Dataset rows for apps and sites:
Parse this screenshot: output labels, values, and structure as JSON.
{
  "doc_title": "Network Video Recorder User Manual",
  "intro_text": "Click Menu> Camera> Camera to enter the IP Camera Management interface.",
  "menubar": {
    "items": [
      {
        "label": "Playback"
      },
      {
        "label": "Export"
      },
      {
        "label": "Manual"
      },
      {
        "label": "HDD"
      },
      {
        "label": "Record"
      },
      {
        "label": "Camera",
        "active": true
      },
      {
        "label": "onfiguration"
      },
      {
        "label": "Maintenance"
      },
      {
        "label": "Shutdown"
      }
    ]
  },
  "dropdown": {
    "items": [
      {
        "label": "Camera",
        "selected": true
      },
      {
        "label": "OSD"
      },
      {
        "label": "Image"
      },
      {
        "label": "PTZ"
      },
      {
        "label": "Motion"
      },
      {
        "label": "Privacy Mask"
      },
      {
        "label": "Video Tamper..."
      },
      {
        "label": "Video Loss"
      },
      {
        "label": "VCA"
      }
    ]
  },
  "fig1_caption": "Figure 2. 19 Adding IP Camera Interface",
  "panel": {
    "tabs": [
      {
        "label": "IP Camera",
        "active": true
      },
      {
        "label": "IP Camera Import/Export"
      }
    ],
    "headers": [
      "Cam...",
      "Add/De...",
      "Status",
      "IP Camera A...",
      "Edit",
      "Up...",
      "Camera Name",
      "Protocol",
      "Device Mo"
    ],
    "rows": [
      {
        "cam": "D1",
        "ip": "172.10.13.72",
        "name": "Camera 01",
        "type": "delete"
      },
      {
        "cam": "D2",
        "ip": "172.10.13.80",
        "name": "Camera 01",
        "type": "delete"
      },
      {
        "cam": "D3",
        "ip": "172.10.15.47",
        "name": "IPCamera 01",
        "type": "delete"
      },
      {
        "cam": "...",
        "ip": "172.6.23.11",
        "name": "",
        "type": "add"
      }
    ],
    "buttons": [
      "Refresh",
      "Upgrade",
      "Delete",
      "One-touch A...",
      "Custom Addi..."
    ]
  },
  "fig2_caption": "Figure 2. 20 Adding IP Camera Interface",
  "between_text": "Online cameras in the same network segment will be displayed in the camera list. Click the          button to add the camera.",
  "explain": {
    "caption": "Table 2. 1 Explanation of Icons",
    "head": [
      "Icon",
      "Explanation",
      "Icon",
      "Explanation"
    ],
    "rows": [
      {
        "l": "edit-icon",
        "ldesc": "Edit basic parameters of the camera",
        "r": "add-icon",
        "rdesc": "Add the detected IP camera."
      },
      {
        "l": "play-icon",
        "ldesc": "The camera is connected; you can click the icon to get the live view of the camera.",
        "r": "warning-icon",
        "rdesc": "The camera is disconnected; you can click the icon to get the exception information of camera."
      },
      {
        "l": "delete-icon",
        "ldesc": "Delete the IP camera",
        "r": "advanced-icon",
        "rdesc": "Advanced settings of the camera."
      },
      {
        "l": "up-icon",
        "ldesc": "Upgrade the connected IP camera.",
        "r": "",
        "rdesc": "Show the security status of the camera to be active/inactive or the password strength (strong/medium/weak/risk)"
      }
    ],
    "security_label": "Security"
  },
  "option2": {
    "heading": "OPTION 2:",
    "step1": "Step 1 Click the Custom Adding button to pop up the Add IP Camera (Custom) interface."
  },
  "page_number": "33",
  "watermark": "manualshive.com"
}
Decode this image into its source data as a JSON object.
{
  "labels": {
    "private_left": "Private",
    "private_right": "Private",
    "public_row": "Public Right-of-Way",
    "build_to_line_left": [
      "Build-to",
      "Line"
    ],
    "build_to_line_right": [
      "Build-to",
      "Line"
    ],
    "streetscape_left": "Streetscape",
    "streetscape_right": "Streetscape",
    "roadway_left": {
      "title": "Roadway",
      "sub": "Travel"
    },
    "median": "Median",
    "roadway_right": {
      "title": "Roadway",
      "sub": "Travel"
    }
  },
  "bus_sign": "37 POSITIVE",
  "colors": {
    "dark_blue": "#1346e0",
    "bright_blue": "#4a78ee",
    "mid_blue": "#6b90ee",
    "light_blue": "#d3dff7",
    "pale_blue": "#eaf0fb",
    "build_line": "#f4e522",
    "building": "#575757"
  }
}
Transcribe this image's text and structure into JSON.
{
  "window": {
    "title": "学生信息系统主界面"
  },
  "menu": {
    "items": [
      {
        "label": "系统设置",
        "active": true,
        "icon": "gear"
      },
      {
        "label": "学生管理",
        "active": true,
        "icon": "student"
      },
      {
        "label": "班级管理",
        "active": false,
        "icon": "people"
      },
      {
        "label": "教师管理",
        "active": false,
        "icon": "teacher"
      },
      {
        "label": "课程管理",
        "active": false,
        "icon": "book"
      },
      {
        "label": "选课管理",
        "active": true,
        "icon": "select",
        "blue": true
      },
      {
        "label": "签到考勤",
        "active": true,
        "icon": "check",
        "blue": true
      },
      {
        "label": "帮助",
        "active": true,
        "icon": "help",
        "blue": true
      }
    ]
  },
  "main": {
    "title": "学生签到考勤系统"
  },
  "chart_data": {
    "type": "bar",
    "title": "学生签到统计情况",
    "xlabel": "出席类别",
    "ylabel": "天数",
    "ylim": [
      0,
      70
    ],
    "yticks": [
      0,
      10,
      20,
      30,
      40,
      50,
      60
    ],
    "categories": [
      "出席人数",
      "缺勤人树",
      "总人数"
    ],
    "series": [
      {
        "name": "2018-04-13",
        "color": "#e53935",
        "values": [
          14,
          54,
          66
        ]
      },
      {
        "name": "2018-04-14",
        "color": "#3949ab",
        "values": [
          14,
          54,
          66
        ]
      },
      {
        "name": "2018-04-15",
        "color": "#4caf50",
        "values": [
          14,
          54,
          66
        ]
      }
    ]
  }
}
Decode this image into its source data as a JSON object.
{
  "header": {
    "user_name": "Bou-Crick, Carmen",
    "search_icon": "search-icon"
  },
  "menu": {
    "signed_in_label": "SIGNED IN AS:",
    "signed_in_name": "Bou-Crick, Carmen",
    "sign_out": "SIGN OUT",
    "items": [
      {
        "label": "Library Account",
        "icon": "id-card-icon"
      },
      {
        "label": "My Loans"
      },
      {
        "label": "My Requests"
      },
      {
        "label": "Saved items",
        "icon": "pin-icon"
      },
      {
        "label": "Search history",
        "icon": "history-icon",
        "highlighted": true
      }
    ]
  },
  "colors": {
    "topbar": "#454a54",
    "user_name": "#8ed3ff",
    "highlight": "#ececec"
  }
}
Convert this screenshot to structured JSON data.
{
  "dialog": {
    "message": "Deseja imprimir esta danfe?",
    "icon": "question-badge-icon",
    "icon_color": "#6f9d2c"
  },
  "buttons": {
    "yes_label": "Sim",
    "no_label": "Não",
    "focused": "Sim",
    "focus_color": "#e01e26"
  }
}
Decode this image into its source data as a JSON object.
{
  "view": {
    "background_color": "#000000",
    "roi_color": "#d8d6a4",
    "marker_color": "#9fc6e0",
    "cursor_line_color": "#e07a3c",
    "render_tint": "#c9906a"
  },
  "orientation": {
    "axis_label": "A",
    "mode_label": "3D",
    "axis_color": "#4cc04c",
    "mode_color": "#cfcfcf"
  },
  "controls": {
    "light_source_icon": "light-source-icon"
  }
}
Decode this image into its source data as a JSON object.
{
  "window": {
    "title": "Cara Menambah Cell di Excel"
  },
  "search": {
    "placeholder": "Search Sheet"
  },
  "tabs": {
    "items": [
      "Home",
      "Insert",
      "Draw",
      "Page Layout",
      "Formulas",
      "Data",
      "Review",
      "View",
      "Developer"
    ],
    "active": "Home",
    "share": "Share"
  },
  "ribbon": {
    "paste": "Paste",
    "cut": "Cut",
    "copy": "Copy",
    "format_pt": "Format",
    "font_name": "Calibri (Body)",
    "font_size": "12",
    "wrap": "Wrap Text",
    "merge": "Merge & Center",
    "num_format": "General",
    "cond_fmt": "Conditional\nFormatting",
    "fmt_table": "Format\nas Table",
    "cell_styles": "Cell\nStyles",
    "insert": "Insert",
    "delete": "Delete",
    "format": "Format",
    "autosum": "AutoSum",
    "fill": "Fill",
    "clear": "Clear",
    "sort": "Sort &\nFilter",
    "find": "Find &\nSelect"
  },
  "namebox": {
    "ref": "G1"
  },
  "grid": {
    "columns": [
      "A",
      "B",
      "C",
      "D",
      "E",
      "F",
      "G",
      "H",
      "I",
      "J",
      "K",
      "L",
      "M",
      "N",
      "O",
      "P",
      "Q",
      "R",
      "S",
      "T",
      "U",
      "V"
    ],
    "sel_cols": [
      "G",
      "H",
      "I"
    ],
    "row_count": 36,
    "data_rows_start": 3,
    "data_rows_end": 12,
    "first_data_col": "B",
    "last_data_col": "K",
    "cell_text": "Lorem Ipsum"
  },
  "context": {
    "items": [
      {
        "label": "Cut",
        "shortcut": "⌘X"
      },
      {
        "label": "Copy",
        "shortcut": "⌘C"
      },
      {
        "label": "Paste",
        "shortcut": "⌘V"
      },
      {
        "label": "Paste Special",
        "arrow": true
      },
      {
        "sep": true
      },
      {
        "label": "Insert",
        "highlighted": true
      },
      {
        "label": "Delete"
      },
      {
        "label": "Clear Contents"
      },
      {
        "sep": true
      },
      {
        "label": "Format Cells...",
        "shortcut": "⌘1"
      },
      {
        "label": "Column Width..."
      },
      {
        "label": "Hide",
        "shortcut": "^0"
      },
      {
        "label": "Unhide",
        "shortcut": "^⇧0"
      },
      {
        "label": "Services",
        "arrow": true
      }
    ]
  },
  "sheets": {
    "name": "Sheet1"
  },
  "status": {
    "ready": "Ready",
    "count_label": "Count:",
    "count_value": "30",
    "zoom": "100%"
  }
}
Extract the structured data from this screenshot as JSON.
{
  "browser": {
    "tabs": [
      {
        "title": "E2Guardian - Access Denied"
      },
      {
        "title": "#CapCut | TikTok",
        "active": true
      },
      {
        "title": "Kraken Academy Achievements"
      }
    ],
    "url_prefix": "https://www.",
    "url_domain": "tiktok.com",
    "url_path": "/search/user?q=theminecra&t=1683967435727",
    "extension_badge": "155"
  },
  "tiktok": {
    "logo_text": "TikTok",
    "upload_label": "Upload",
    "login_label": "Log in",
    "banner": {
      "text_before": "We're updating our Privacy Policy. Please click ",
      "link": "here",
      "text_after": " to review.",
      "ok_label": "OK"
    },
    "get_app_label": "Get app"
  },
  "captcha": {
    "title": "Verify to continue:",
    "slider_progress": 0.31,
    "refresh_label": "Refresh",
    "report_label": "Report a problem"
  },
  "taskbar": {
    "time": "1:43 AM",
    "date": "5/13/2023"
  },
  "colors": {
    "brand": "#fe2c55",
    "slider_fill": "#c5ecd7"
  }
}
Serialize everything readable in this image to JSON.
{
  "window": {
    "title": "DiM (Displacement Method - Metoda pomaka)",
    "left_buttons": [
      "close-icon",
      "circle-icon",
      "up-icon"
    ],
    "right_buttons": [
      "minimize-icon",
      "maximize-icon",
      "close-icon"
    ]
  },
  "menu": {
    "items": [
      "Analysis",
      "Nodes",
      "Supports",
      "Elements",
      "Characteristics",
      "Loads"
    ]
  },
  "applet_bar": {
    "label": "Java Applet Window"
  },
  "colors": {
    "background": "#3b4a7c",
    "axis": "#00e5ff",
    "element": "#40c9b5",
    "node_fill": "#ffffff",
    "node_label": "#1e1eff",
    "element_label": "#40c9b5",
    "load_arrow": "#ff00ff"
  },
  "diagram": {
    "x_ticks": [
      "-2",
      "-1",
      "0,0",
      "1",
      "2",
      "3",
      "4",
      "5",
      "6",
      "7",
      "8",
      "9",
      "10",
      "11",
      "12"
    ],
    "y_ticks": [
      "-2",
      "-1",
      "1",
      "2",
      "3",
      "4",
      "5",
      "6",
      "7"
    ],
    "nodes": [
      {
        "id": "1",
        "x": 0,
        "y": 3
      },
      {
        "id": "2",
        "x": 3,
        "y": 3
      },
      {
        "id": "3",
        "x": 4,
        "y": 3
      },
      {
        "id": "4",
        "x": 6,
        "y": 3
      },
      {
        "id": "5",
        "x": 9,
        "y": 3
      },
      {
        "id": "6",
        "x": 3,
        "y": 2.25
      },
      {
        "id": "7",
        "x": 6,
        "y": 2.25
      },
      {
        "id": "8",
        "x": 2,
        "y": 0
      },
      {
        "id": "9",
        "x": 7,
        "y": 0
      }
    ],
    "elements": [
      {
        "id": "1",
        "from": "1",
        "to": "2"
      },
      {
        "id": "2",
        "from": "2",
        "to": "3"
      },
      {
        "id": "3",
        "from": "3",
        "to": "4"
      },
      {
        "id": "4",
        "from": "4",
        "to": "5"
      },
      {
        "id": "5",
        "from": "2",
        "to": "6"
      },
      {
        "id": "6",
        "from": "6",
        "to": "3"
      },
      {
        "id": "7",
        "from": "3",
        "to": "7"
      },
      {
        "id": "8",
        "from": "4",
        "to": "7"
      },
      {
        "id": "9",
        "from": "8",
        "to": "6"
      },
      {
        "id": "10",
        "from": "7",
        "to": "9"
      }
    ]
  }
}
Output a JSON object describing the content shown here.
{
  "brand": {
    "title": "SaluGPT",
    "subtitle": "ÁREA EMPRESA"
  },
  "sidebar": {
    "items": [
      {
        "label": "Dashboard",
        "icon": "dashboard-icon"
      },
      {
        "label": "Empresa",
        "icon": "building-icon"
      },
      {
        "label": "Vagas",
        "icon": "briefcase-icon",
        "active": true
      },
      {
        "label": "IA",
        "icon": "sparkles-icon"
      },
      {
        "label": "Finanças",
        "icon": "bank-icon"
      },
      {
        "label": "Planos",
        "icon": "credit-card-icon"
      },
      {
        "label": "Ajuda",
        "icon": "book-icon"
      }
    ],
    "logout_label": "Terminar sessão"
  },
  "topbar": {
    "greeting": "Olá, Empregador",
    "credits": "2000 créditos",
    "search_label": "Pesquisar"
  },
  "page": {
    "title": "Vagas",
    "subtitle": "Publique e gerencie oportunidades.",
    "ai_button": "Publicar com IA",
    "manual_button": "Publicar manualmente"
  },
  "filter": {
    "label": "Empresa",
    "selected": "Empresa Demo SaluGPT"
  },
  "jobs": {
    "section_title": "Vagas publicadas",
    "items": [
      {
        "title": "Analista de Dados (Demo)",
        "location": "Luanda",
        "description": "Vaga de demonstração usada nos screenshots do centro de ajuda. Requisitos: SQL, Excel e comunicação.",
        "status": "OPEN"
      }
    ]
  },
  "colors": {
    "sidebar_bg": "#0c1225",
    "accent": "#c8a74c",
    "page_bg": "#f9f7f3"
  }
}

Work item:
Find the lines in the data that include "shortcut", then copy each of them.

Answer to the problem:
        "shortcut": "⌘X"
        "shortcut": "⌘C"
        "shortcut": "⌘V"
        "shortcut": "⌘1"
        "shortcut": "^0"
        "shortcut": "^⇧0"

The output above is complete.